WORK TO BE COMPLETED: Please return the material exactly; leave no entry out.

SUPPLIED MATERIAL:
----

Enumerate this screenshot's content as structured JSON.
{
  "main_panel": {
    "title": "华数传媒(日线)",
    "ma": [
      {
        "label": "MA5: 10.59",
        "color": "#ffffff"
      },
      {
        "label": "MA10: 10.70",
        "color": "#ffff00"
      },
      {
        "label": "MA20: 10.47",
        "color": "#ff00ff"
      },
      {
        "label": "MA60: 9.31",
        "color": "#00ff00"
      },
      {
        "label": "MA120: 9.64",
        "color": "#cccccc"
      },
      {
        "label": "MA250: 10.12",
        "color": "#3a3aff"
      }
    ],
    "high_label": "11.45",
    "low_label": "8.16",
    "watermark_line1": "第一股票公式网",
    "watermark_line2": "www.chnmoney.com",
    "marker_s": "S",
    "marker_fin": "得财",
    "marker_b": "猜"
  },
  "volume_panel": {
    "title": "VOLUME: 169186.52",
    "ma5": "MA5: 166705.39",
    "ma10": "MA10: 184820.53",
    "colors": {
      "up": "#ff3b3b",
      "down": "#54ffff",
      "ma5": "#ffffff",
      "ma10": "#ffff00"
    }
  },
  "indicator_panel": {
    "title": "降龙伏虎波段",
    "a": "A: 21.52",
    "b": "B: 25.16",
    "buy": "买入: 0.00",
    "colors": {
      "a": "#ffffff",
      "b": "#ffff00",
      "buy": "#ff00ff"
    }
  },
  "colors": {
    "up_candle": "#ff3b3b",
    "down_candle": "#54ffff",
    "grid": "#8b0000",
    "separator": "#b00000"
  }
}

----

ANSWER SECTION:
Enumerate this screenshot's content as structured JSON.
{
  "main_panel": {
    "title": "华数传媒(日线)",
    "ma": [
      {
        "label": "MA5: 10.59",
        "color": "#ffffff"
      },
      {
        "label": "MA10: 10.70",
        "color": "#ffff00"
      },
      {
        "label": "MA20: 10.47",
        "color": "#ff00ff"
      },
      {
        "label": "MA60: 9.31",
        "color": "#00ff00"
      },
      {
        "label": "MA120: 9.64",
        "color": "#cccccc"
      },
      {
        "label": "MA250: 10.12",
        "color": "#3a3aff"
      }
    ],
    "high_label": "11.45",
    "low_label": "8.16",
    "watermark_line1": "第一股票公式网",
    "watermark_line2": "www.chnmoney.com",
    "marker_s": "S",
    "marker_fin": "得财",
    "marker_b": "猜"
  },
  "volume_panel": {
    "title": "VOLUME: 169186.52",
    "ma5": "MA5: 166705.39",
    "ma10": "MA10: 184820.53",
    "colors": {
      "up": "#ff3b3b",
      "down": "#54ffff",
      "ma5": "#ffffff",
      "ma10": "#ffff00"
    }
  },
  "indicator_panel": {
    "title": "降龙伏虎波段",
    "a": "A: 21.52",
    "b": "B: 25.16",
    "buy": "买入: 0.00",
    "colors": {
      "a": "#ffffff",
      "b": "#ffff00",
      "buy": "#ff00ff"
    }
  },
  "colors": {
    "up_candle": "#ff3b3b",
    "down_candle": "#54ffff",
    "grid": "#8b0000",
    "separator": "#b00000"
  }
}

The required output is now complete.